Meeting my close friend Jessica Niello at 18 was one of the first times I felt so actively conscious and curious about this concept and how it was experienced and manifested. She has a fascinating way of viewing and moving through the world, seeing every person, object, event as a facet of her creative practice, which is probably why she is such an inspiring artist and person to be around.  When we first met I couldn't figure out if her life was actually twice as rich and full and exciting than everyone else's or if that was just the way she saw it.

It’s probably a balance of both for all of us.  I think, or I hope, the more we enjoy and engage, the more we tend to seek out joy and engagement.  The more we approach life in a interested, creative, or "beautiful" way, the more likely we are to draw interesting and beautiful things into our lives.  

 

What are you currently reading?
 

How to Cook a Wolf by MFK Fisher, Sarah got this for all residents during the Saipua workshop in December, I’m just getting back to it.  Also my friend Molly Prentiss’s new manuscript, which is brilliant.  

 
 

When you are home alone what's your favorite thing to cook for yourself?
 

My friends always say that I don’t cook, I assemble.  I usually have a good supply of avocados, fruits, vegetables, tortillas, salsas from the market.  Jars of things from Suculenta, Bread from my two favorite bakeries here. Coffee, wine.  Maybe an egg on top of everything.  No, that’s a lie, I don't even make an egg.  Now that i think of it, not only do I not cook, I rarely eat cooked food at all, anywhere.

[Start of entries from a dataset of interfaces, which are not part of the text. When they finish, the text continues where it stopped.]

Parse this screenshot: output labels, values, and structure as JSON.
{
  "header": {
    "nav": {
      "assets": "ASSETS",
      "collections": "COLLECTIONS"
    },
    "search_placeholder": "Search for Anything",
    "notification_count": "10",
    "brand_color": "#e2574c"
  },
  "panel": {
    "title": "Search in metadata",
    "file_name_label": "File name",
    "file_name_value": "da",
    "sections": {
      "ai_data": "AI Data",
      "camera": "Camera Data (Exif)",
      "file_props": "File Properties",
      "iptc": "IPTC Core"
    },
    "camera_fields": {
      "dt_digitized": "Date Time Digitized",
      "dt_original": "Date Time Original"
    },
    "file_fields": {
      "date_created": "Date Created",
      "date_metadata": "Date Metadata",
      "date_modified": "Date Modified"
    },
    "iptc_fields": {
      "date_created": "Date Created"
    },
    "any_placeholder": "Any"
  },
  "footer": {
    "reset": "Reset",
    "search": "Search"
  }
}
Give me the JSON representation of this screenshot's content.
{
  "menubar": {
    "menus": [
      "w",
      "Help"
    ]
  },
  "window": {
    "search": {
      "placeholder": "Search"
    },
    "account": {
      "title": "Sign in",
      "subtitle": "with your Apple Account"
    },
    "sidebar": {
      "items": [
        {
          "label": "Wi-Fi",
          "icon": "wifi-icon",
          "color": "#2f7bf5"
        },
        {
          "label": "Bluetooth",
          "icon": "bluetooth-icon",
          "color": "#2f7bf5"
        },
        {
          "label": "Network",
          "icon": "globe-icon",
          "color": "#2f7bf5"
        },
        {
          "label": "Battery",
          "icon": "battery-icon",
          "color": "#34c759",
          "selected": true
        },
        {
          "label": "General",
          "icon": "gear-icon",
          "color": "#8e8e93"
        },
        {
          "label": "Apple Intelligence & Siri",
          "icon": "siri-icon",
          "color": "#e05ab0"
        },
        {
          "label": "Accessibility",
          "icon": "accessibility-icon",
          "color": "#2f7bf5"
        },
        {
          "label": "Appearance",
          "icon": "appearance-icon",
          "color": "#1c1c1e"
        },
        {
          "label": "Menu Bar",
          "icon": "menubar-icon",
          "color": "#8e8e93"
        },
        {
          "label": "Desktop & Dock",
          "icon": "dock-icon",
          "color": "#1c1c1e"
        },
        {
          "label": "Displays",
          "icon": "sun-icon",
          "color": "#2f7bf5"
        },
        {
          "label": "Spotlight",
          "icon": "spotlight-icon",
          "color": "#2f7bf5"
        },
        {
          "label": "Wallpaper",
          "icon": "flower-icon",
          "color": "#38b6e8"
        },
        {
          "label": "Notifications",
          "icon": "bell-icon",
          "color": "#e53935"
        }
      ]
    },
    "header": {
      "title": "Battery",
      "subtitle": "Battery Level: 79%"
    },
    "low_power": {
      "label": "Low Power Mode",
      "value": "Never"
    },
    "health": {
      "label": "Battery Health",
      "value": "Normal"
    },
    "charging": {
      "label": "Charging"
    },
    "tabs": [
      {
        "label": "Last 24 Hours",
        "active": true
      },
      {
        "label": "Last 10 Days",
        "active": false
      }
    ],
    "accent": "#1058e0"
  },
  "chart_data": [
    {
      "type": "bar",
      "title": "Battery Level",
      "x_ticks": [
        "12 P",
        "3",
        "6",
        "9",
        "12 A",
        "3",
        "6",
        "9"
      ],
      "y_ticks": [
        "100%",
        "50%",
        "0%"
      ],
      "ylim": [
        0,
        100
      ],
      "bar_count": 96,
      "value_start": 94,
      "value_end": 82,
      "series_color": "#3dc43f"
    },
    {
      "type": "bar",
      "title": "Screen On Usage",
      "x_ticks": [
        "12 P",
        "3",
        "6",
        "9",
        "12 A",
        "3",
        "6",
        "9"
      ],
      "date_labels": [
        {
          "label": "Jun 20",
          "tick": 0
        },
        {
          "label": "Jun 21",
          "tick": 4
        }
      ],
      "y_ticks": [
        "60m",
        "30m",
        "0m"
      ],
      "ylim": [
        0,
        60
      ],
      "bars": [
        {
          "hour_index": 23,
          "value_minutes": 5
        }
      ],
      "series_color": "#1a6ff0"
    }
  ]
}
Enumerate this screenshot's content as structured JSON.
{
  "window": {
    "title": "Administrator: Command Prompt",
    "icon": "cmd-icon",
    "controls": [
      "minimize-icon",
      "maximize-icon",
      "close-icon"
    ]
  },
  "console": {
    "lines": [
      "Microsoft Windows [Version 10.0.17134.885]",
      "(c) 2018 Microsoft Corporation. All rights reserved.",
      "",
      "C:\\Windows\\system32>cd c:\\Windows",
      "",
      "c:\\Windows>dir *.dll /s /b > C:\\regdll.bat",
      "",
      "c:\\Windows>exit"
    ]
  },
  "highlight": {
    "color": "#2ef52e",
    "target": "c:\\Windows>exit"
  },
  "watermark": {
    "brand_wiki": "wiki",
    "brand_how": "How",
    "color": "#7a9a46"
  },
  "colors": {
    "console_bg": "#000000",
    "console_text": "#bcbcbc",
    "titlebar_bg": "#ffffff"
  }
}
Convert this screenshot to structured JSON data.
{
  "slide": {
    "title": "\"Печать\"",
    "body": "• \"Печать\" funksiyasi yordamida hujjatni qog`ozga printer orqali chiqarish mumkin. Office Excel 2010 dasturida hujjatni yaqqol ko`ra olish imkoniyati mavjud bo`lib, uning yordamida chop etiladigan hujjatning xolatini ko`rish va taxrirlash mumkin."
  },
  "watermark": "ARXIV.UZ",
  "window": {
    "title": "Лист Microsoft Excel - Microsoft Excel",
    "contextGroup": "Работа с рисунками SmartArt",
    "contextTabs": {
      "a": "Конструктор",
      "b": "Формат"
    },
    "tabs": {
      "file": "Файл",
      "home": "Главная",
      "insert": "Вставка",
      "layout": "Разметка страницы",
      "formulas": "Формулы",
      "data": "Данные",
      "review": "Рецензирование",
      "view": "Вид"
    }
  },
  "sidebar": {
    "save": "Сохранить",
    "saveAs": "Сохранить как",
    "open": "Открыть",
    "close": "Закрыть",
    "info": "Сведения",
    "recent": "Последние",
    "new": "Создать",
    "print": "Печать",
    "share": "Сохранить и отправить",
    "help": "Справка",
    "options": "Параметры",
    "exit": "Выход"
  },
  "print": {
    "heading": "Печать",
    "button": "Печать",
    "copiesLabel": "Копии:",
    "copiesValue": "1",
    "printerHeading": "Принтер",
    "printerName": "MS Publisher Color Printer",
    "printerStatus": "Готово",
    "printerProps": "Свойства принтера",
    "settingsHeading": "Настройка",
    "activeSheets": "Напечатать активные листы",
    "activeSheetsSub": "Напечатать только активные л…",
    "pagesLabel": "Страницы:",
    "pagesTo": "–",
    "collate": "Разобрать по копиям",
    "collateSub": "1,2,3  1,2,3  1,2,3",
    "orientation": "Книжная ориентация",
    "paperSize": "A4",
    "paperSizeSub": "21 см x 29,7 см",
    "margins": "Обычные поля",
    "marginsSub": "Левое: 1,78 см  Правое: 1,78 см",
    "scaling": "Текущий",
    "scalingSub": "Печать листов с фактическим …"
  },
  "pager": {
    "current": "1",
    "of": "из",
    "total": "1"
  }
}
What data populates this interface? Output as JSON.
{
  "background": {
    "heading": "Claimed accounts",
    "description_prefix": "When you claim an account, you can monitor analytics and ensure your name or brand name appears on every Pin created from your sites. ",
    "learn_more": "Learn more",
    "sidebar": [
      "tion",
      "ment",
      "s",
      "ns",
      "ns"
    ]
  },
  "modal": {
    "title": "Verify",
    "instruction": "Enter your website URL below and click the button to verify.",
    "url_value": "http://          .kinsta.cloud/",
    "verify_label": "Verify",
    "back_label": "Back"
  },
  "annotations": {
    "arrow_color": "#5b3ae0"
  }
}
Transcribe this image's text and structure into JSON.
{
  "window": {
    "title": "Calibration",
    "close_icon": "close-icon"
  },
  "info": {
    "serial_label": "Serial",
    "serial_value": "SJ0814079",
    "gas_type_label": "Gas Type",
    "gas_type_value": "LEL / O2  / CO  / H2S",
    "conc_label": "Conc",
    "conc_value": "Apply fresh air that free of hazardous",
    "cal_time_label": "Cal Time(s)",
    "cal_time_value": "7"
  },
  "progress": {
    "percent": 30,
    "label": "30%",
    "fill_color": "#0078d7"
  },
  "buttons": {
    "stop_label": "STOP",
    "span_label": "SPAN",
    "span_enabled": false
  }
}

I  suppose I'm very boring when it comes to these things, I like routine, I could eat the same things for weeks and sometimes years if the opportunity presented itself.  I'm lucky to have many friends that are amazing cooks that keep me from drowning in my own habits.

 

For someone visiting Oaxaca for the first time, what are some of your favorite neighborhood spots?
 

Mostly friends' homes and gardens.  But that isn't helpful is it?  Also Pan con Madre, my friend Jorge's bakery.  Cabuche, a restaurant near the textile museum, Central de Abastos, Museo de las Cuturas de Oaxaca (the museum next to Santo Domingo)  Boulenc, Suculenta.  Orquideario La Encantada.  El Diablo y La Sandia. La Chicharra Cerámica.  Lanii.  Colectivo 1050.  Mama Ropa.  IAGO.  

 
 

Next workshop or project for Pocoapoco.
 

Las Mujeres Fuertes — I am so incredibly excited about this project -- its a 5 day residency / conversation with women entrepreneurs, community leaders, and artists of Oaxaca.  The project is in partnership with photographer Andrea Gentl, she's going to be creating a portrait series of the women involved to show in both Oaxaca and New York.  The residency (April 25-30) is open to 10 women from outside of Oaxaca of to come down and be part of lectures, discussions, and visits with Oaxacan partners (bio-engineers, weaving collectives, mezcaleras, museum directors, chefs, industrial designers, dancers etc) along with fellow participants.   Also some really beautiful meals and other collaborations happening this week -- still a few places open too :)

 

Visit Pocoapoco’s website / IG